Penetrating damp from residual moisture in the sub-floor is one of the most pervasive and damaging problems for home owners. On the other side, screed strength and surface regularity (SR) are two essential aspects in most commercial projects. The best way to prevent screed-related problems and ensure that the work performed meets the British Standards is to test the screed.
Although considered the last phase of the screed installation process, testing must be carried out throughout the entire project, from material selection and screed mixing through screed installation, curing, and drying.
For an accurate measurement of moisture in screeds, the recommended method is the calcium carbide test. . For this test, screeders place screed samples together with calcium carbide in sealed vessel. Calcium carbide will react with the moisture in the screed, releasing acetylene gas. A pressure gauge is used to measure the gas pressure; the readings from the gauge can be used to calculate the amount of moisture in the screed.
Tramex moisture meters can be used and deliver a convenient, though less accurate method, for measuring the surface moisture content in screeds. Tramex devices offer different measurement options and can record multiple results. However if the results are in doubt, they may still need to be confirmed with the calcium carbide test as it is the only way to ensure that an accurate moisture assessment is done before laying the final floor..
As soon as the screed dries out, there is another test that must be performed: the BRE drop hammer test. A weight is dropped from a 1m rod four times onto a steel disc resting on the screed. The resulting indentation is measured to help specialists determine if the screed is strong enough to withstand the intended loading, without breaking.
In very specific applications, departure from datum level must also be assessed according to the specifications agreed upon at the project inception. Level surveys are especially important in small rooms and in areas where differences in levels can make a huge difference to usability (e.g. doorways). According to the British Standards, departure from datum level should not exceed ±15mm. In smaller spaces, deviation may be much less. To measure departure from datum, experts use special electronic devices, such as rotary laser level, which can record multiple results automatically.
The surface regularity of a floor is important for the final floor finish. It can be measured with a 2m straight edge on legs at multiple points on the floor. Surface regularity ranges between SR1 and SR3. Most floors are laid to SR2 (standard = 5mm), though some floor finishes, such as wooden and tile floors, require finer tolerances.
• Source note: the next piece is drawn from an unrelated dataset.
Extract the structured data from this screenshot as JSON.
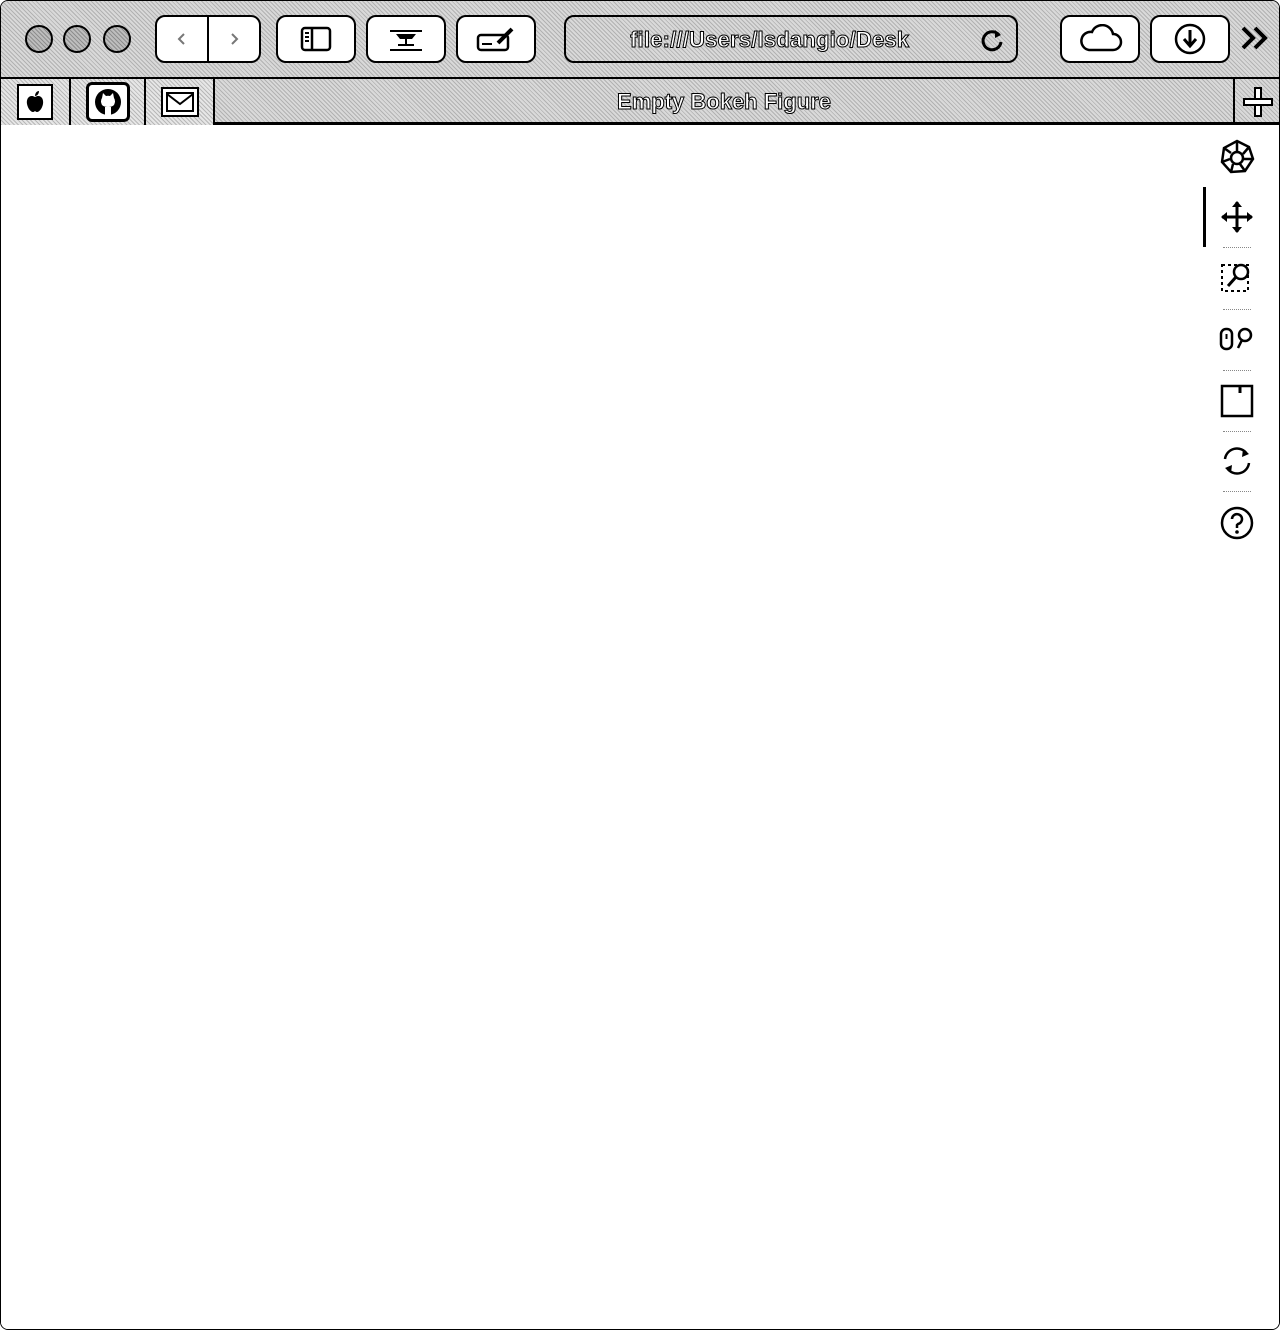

During screed installation, the quality and consistency of the screed along with mixing techniques and locations where screeds are mixed must be carefully assessed for perfect results to be achieved.At BuilderScreed, our team of professionals is able not only to provide expert advice, but also to supply a variety of materials, carry out the installation of screeds and under-floor heating systems, and test the end result to ensure the success of your project. Contact us today, and you will be able to concentrate on your overall construction project, knowing that your screeding tasks are in good hands.
BuilderScreed is a division of CSCScreeding Ltd.